**Task to carry out:**
What is needed is an exact copy of the entries, with the pictures excluded.

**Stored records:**
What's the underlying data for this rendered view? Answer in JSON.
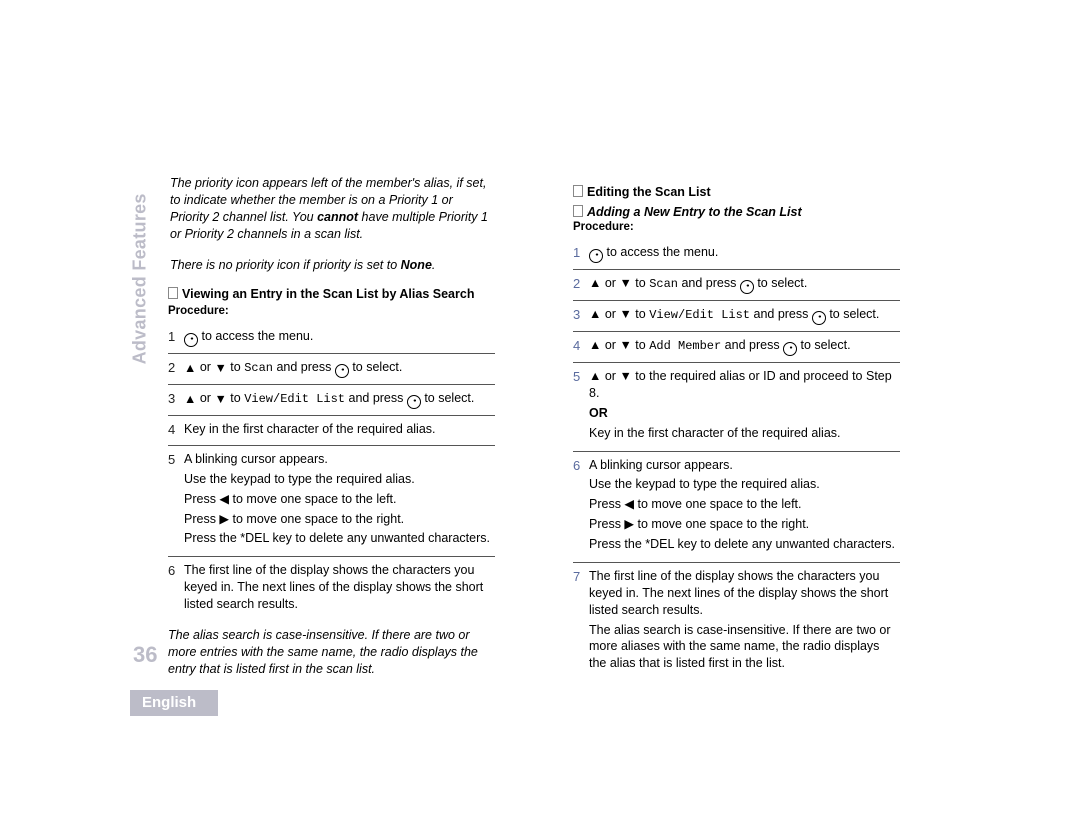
{
  "sidebar_label": "Advanced Features",
  "page_number": "36",
  "language": "English",
  "left": {
    "intro1_a": "The priority icon appears left of the member's alias, if set, to indicate whether the member is on a Priority 1 or Priority 2 channel list. You ",
    "intro1_b": "cannot",
    "intro1_c": " have multiple Priority 1 or Priority 2 channels in a scan list.",
    "intro2_a": "There is no priority icon if priority is set to ",
    "intro2_b": "None",
    "intro2_c": ".",
    "heading": "Viewing an Entry in the Scan List by Alias Search",
    "procedure": "Procedure:",
    "steps": {
      "s1": " to access the menu.",
      "s2_a": " or ",
      "s2_b": " to ",
      "s2_scan": "Scan",
      "s2_c": " and press ",
      "s2_d": " to select.",
      "s3_a": " or ",
      "s3_b": " to ",
      "s3_vel": "View/Edit List",
      "s3_c": " and press ",
      "s3_d": " to select.",
      "s4": "Key in the first character of the required alias.",
      "s5_l1": "A blinking cursor appears.",
      "s5_l2": "Use the keypad to type the required alias.",
      "s5_l3": "Press ◀ to move one space to the left.",
      "s5_l4": "Press ▶ to move one space to the right.",
      "s5_l5": "Press the *DEL key to delete any unwanted characters.",
      "s6": "The first line of the display shows the characters you keyed in. The next lines of the display shows the short listed search results."
    },
    "note": "The alias search is case-insensitive. If there are two or more entries with the same name, the radio displays the entry that is listed first in the scan list."
  },
  "right": {
    "heading": "Editing the Scan List",
    "subheading": "Adding a New Entry to the Scan List",
    "procedure": "Procedure:",
    "steps": {
      "s1": " to access the menu.",
      "s2_a": " or ",
      "s2_b": " to ",
      "s2_scan": "Scan",
      "s2_c": " and press ",
      "s2_d": " to select.",
      "s3_a": " or ",
      "s3_b": " to ",
      "s3_vel": "View/Edit List",
      "s3_c": " and press ",
      "s3_d": " to select.",
      "s4_a": " or ",
      "s4_b": " to ",
      "s4_add": "Add Member",
      "s4_c": " and press ",
      "s4_d": " to select.",
      "s5_l1a": " or ",
      "s5_l1b": " to the required alias or ID and proceed to Step 8.",
      "s5_or": "OR",
      "s5_l2": "Key in the first character of the required alias.",
      "s6_l1": "A blinking cursor appears.",
      "s6_l2": "Use the keypad to type the required alias.",
      "s6_l3": "Press ◀ to move one space to the left.",
      "s6_l4": "Press ▶ to move one space to the right.",
      "s6_l5": "Press the *DEL key to delete any unwanted characters.",
      "s7_l1": "The first line of the display shows the characters you keyed in. The next lines of the display shows the short listed search results.",
      "s7_l2": "The alias search is case-insensitive. If there are two or more aliases with the same name, the radio displays the alias that is listed first in the list."
    }
  }
}
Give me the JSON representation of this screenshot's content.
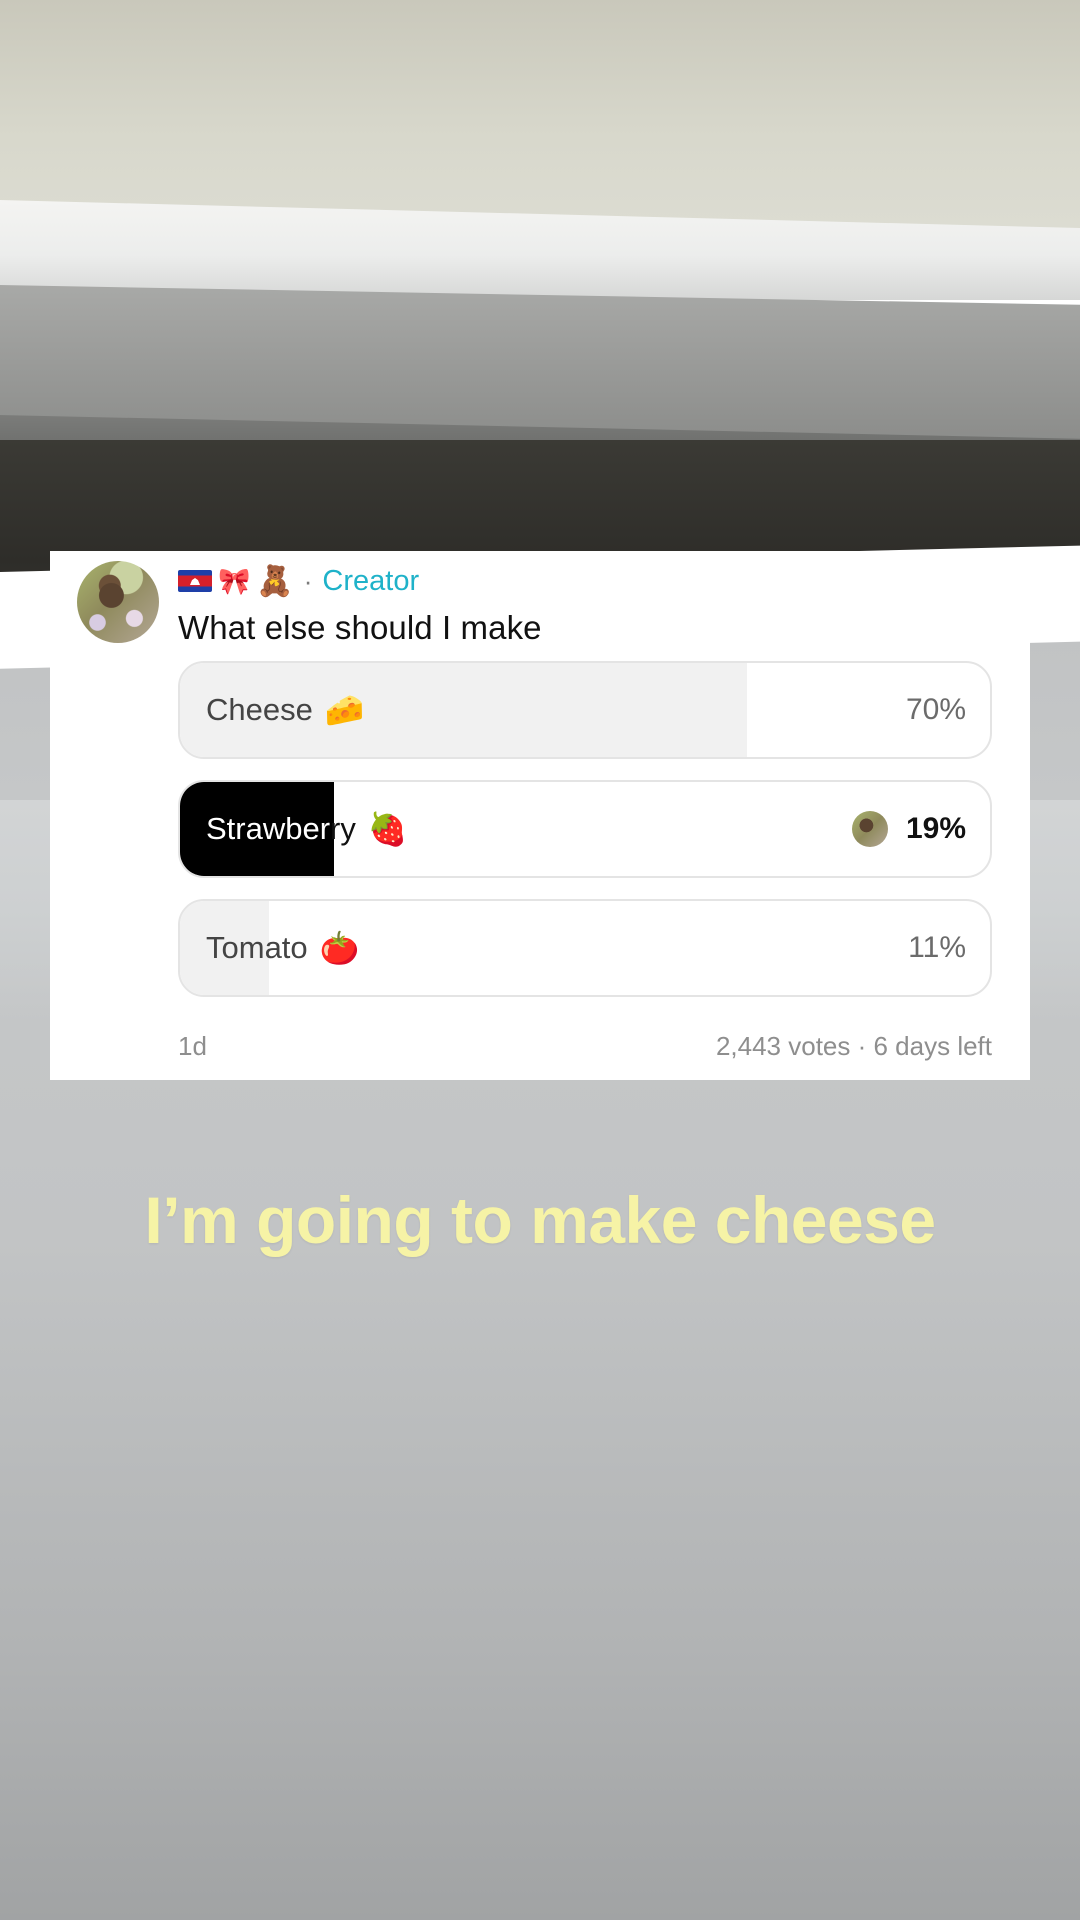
{
  "poll": {
    "author_emojis": {
      "bow": "🎀",
      "bear": "🧸"
    },
    "separator": "·",
    "creator_label": "Creator",
    "question": "What else should I make",
    "options": [
      {
        "label": "Cheese",
        "emoji": "🧀",
        "percent_text": "70%",
        "percent": 70,
        "selected": false
      },
      {
        "label": "Strawberry",
        "emoji": "🍓",
        "percent_text": "19%",
        "percent": 19,
        "selected": true
      },
      {
        "label": "Tomato",
        "emoji": "🍅",
        "percent_text": "11%",
        "percent": 11,
        "selected": false
      }
    ],
    "age": "1d",
    "votes_summary": "2,443 votes · 6 days left"
  },
  "caption": "I’m going to make cheese",
  "colors": {
    "creator": "#1fb2c9",
    "caption": "#f6f3a6",
    "selected_fill": "#000000",
    "option_fill": "#f1f1f1"
  }
}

**Exercise response:**
What's the underlying data for this rendered view? Answer in JSON.
{
  "sidebar_label": "Advanced Features",
  "page_number": "36",
  "language": "English",
  "left": {
    "intro1_a": "The priority icon appears left of the member's alias, if set, to indicate whether the member is on a Priority 1 or Priority 2 channel list. You ",
    "intro1_b": "cannot",
    "intro1_c": " have multiple Priority 1 or Priority 2 channels in a scan list.",
    "intro2_a": "There is no priority icon if priority is set to ",
    "intro2_b": "None",
    "intro2_c": ".",
    "heading": "Viewing an Entry in the Scan List by Alias Search",
    "procedure": "Procedure:",
    "steps": {
      "s1": " to access the menu.",
      "s2_a": " or ",
      "s2_b": " to ",
      "s2_scan": "Scan",
      "s2_c": " and press ",
      "s2_d": " to select.",
      "s3_a": " or ",
      "s3_b": " to ",
      "s3_vel": "View/Edit List",
      "s3_c": " and press ",
      "s3_d": " to select.",
      "s4": "Key in the first character of the required alias.",
      "s5_l1": "A blinking cursor appears.",
      "s5_l2": "Use the keypad to type the required alias.",
      "s5_l3": "Press ◀ to move one space to the left.",
      "s5_l4": "Press ▶ to move one space to the right.",
      "s5_l5": "Press the *DEL key to delete any unwanted characters.",
      "s6": "The first line of the display shows the characters you keyed in. The next lines of the display shows the short listed search results."
    },
    "note": "The alias search is case-insensitive. If there are two or more entries with the same name, the radio displays the entry that is listed first in the scan list."
  },
  "right": {
    "heading": "Editing the Scan List",
    "subheading": "Adding a New Entry to the Scan List",
    "procedure": "Procedure:",
    "steps": {
      "s1": " to access the menu.",
      "s2_a": " or ",
      "s2_b": " to ",
      "s2_scan": "Scan",
      "s2_c": " and press ",
      "s2_d": " to select.",
      "s3_a": " or ",
      "s3_b": " to ",
      "s3_vel": "View/Edit List",
      "s3_c": " and press ",
      "s3_d": " to select.",
      "s4_a": " or ",
      "s4_b": " to ",
      "s4_add": "Add Member",
      "s4_c": " and press ",
      "s4_d": " to select.",
      "s5_l1a": " or ",
      "s5_l1b": " to the required alias or ID and proceed to Step 8.",
      "s5_or": "OR",
      "s5_l2": "Key in the first character of the required alias.",
      "s6_l1": "A blinking cursor appears.",
      "s6_l2": "Use the keypad to type the required alias.",
      "s6_l3": "Press ◀ to move one space to the left.",
      "s6_l4": "Press ▶ to move one space to the right.",
      "s6_l5": "Press the *DEL key to delete any unwanted characters.",
      "s7_l1": "The first line of the display shows the characters you keyed in. The next lines of the display shows the short listed search results.",
      "s7_l2": "The alias search is case-insensitive. If there are two or more aliases with the same name, the radio displays the alias that is listed first in the list."
    }
  }
}
Give me the JSON representation of this screenshot's content.
{
  "poll": {
    "author_emojis": {
      "bow": "🎀",
      "bear": "🧸"
    },
    "separator": "·",
    "creator_label": "Creator",
    "question": "What else should I make",
    "options": [
      {
        "label": "Cheese",
        "emoji": "🧀",
        "percent_text": "70%",
        "percent": 70,
        "selected": false
      },
      {
        "label": "Strawberry",
        "emoji": "🍓",
        "percent_text": "19%",
        "percent": 19,
        "selected": true
      },
      {
        "label": "Tomato",
        "emoji": "🍅",
        "percent_text": "11%",
        "percent": 11,
        "selected": false
      }
    ],
    "age": "1d",
    "votes_summary": "2,443 votes · 6 days left"
  },
  "caption": "I’m going to make cheese",
  "colors": {
    "creator": "#1fb2c9",
    "caption": "#f6f3a6",
    "selected_fill": "#000000",
    "option_fill": "#f1f1f1"
  }
}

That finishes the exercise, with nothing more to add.